The hidden upside to higher prices

Noting that $3.50-a-gallon gas seems to be reducing his city’s notorious traffic jams, Los Angeles-based blogger Mickey Kaus wondered the other day whether “a secret base of support for higher gas prices” will emerge. After all, for people who can afford it, a higher gas price could be worth every penny if it meant “getting where I want to go in as little time as it took 20 years ago.” He’s clearly onto something here, and gasoline prices are just part of it. The low-inflation economy we’ve enjoyed for the past decade has taken its toll on what economists term “rationing by price.” In the upper income brackets, at least, too many people can now afford too many things. It’s often noted that airline travel was more pleasant when tickets weren’t affordable for the unwashed masses. Likewise, we wouldn’t have the annoyance of people chattering into cell phones everywhere if such phone service weren’t so cheap. Meanwhile, the very rich are driven to ridiculous ostentation partly because the less-ridiculous luxuries are now within reach of a large upper-middle class. In short, we should stop complaining about high prices and start longing for them.

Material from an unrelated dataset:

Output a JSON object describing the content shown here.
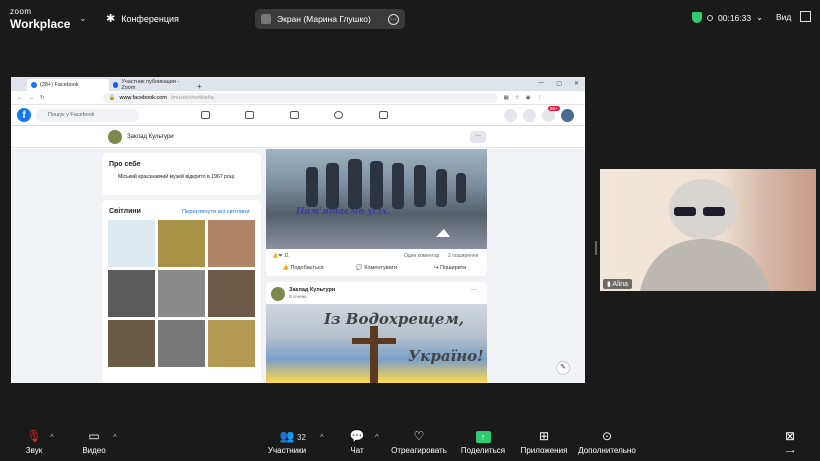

In so many ways, they’d make the world a better place.

—Posted by Mark Dolliver

Image: soxiam/